_Exercise objective_
Copy every line of the entries that has the string "username" in it.

_Material supplied_
= = =
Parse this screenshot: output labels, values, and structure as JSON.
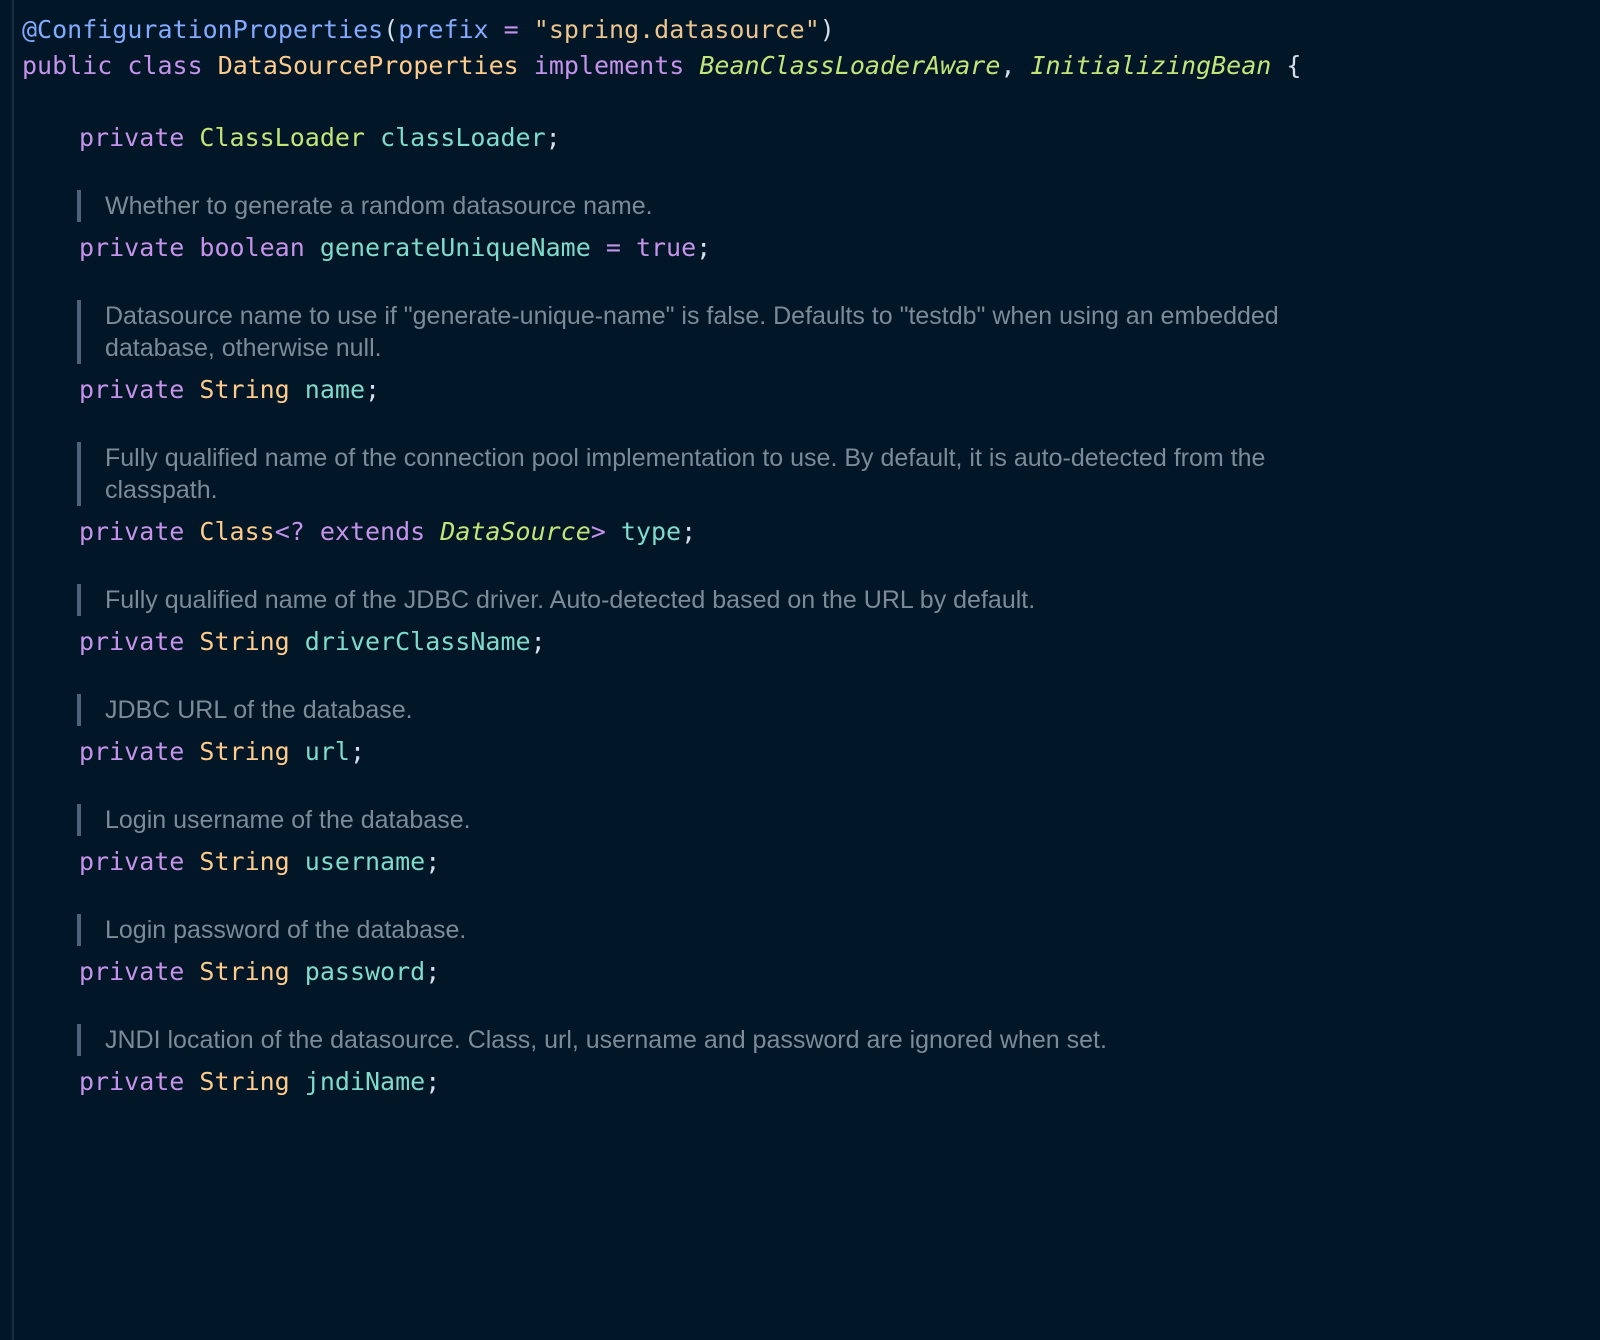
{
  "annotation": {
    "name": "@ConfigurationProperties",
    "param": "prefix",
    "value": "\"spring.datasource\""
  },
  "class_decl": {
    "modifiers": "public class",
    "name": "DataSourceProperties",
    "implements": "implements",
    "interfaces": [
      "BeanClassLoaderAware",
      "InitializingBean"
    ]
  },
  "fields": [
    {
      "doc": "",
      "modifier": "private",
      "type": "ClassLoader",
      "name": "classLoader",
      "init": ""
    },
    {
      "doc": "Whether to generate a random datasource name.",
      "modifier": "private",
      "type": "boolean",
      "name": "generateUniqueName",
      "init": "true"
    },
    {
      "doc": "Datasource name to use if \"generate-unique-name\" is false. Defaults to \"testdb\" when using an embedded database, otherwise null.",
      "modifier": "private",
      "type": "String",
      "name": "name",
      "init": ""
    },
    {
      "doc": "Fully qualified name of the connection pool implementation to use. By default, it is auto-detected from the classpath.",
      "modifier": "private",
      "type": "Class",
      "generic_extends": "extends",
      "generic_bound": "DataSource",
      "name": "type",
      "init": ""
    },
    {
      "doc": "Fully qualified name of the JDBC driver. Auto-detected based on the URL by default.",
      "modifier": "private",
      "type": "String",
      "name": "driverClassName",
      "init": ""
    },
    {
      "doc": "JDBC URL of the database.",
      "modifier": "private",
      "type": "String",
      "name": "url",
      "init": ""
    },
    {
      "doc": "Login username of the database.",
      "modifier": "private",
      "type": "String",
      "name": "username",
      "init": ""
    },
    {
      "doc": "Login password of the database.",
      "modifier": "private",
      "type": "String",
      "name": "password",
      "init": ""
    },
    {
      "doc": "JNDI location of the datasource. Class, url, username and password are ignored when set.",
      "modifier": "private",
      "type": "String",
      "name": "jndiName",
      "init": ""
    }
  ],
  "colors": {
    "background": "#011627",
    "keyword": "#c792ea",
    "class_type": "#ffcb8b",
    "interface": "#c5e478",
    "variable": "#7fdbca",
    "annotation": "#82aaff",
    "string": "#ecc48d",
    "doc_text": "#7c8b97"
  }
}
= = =
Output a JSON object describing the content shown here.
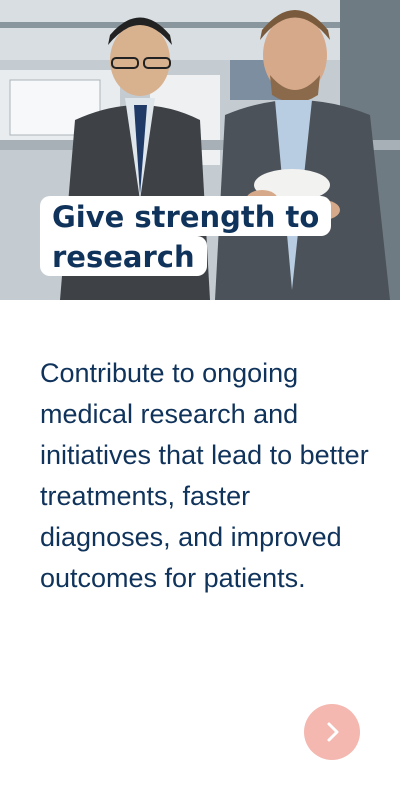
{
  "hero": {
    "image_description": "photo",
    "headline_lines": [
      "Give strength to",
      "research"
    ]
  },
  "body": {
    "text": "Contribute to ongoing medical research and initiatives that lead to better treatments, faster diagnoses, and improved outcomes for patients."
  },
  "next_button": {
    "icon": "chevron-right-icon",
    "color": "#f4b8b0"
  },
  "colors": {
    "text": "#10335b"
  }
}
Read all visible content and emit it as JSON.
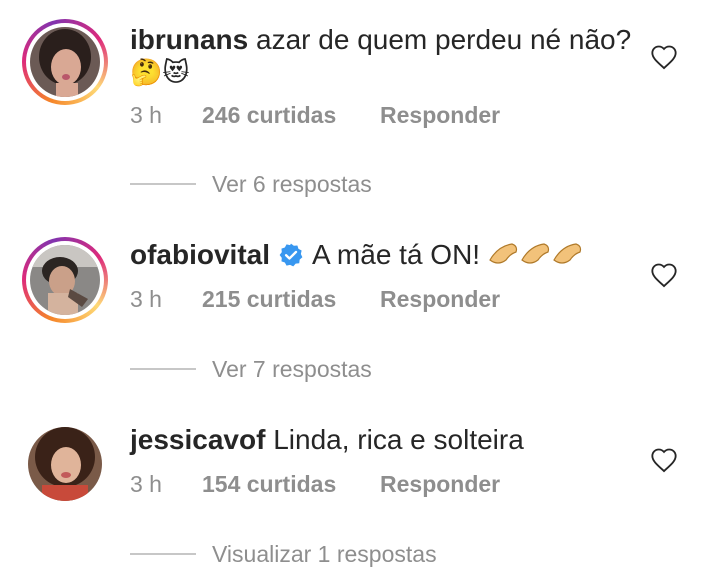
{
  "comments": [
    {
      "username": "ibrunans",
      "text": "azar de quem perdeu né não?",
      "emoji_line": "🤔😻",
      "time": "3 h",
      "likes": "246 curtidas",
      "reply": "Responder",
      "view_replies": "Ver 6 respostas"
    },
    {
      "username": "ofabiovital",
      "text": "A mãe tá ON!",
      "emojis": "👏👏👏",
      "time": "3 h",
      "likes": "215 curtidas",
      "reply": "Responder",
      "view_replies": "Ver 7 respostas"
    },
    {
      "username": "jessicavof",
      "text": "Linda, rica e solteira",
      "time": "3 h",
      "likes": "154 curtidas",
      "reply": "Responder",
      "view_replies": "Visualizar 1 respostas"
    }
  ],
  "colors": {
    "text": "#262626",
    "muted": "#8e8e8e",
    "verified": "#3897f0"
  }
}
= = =
_Your response_
      "doc": "Login username of the database.",
      "name": "username",
      "doc": "JNDI location of the datasource. Class, url, username and password are ignored when set.",
      "username": "ibrunans",
      "username": "ofabiovital",
      "username": "jessicavof",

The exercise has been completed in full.